Therefore, to work all that out I decided to concentrate on one small area of the model – the rear wing. After getting the orange on it was coated with several layers of Zero Paints clear lacquer, polished, and decals applied. Another coat of lacquer was added to seal them in, and again polished after curing rock hard. After this Mr. Colour GX Gloss Clear was thinned with their self levelling thinner and a generous coat applied. Before being fully dry the same, but more heavily thinned was applied as a good wet coat. The self. This slightly reactivates the first coat, self levels, and gives a very shiny finish. (I have to thank the inestimable Spencer Pollard’s Facebook posts for this final tip!) Much work withZero Paints Polishing Compound set gives a good, deep shine, nicely in scale.
Once all this was complete I added the end plate fasteners (replaced with parts better resembling those on the real car). The two PE parts that make up the Gurney Flap were sprayed Alclad Semi-Matt Aluminium.
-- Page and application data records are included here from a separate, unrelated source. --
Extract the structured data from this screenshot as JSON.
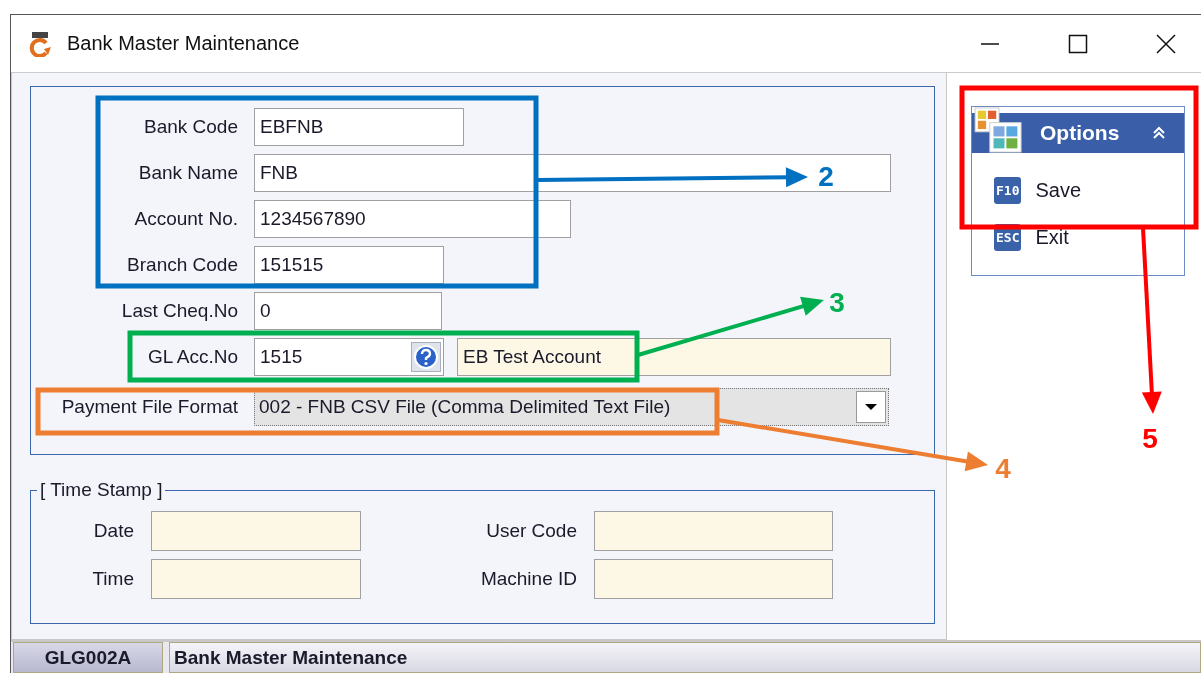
{
  "window": {
    "title": "Bank Master Maintenance"
  },
  "form": {
    "fields": [
      {
        "kind": "text",
        "label": "Bank Code",
        "value": "EBFNB"
      },
      {
        "kind": "text",
        "label": "Bank Name",
        "value": "FNB"
      },
      {
        "kind": "text",
        "label": "Account No.",
        "value": "1234567890"
      },
      {
        "kind": "text",
        "label": "Branch Code",
        "value": "151515"
      },
      {
        "kind": "text",
        "label": "Last Cheq.No",
        "value": "0"
      },
      {
        "kind": "lookup",
        "label": "GL Acc.No",
        "value": "1515",
        "description": "EB Test Account"
      },
      {
        "kind": "combo",
        "label": "Payment File Format",
        "value": "002 - FNB CSV File (Comma Delimited Text File)"
      }
    ]
  },
  "time_stamp": {
    "title": "[ Time Stamp ]",
    "fields": [
      {
        "label": "Date"
      },
      {
        "label": "User Code"
      },
      {
        "label": "Time"
      },
      {
        "label": "Machine ID"
      }
    ]
  },
  "options": {
    "title": "Options",
    "expanded": true,
    "items": [
      {
        "key": "F10",
        "label": "Save"
      },
      {
        "key": "ESC",
        "label": "Exit"
      }
    ]
  },
  "status_bar": {
    "code": "GLG002A",
    "title": "Bank Master Maintenance"
  },
  "annotations": [
    {
      "label": "2",
      "color": "#0070c0"
    },
    {
      "label": "3",
      "color": "#00b050"
    },
    {
      "label": "4",
      "color": "#ed7d31"
    },
    {
      "label": "5",
      "color": "#ff0000"
    }
  ]
}
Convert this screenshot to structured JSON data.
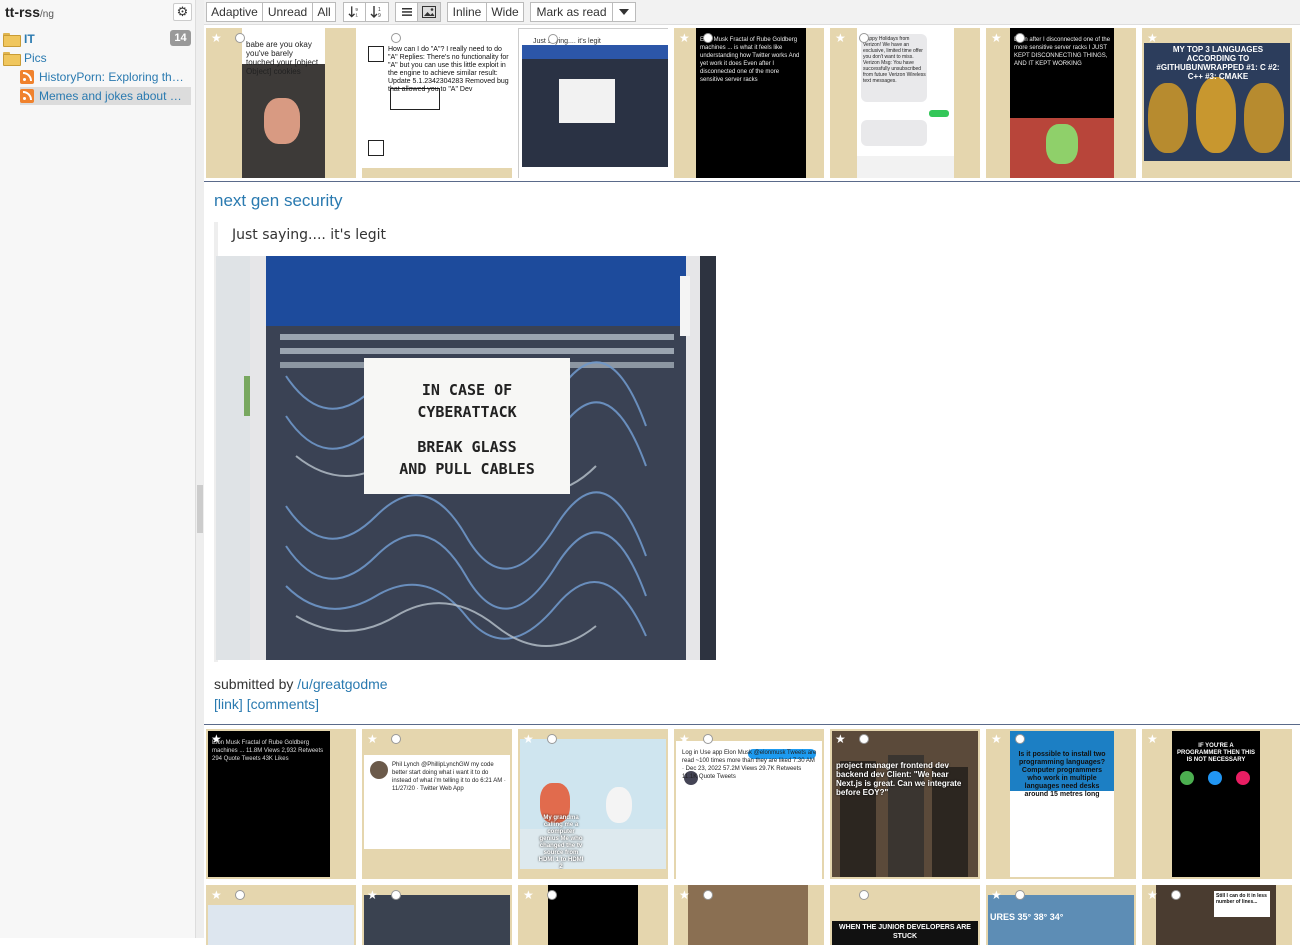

These were stuck down with Micro Kristal Klear, a PVA glue that dries clear, and gives more working time than super glue.
The detail of the fasteners for the Gurney Flap is lacking, being only circular depressions to represent the rather complex ‘floating nut’ fittings. There’s no way I could make these exactly like the originals from scratch, but I did manage to make a representation to give the impression of mroe complexity from two bits of scrap PE.
Two more of the finished wing. (At last!)
Over the last couple of weeks I’ve been working on the underside of the front fairing / cover. The references I have show that the underside of the ‘gills’ are bare Kevlar or GRP. I used my plotter cutter to make decals to fit under each ‘gill’ and another to surround it.
I touched up the areas the decal missed, and then sprayed with Tamiya X-19 Smoke. This is really a transparent dark grey, and you can build up the layers to tone down any colour you like.
I also cut out two small bits of plastic card to represent the stiffeners the mirrors bolt in to. I used a micro punch and die set to make some little bits to represent the nuts and bolts. (Not sure if that’s 100% accurate, but my reference photos don’t show them clearly enough.)
Moving on to the splitter I used the same technique to represent the Kevlar / GRP and added some oil paint streaks to represent wear from grounding. I couldn’t resist a little artistic licence and added some sky blue and yellow to show a little ‘Le Mans colour’. Here you can see the splitter with after Smoke had been applied and the first oil dots ready to be streaked. When the paint has dried a little take an old, rough brush and dip in to turps, before drawing it over the oil dots. Repeat until you’re happy!
Streaking finished and flat coated.
Here it is temporarily fitted with the supplied screw. It will need a little CA glue to get it to fit perfectly. There’s some more weathering needed under the headlight boxes.
When I started this project I planned to finish the model in as near perfect condition as I could. Unfortunately my skills aren’t up to that yet, so I’m using a little weathering to cover up my errors / shortcomings. I’m warming to this now, and perhaps aiming for a little light wear to show that the car has been ‘driven’.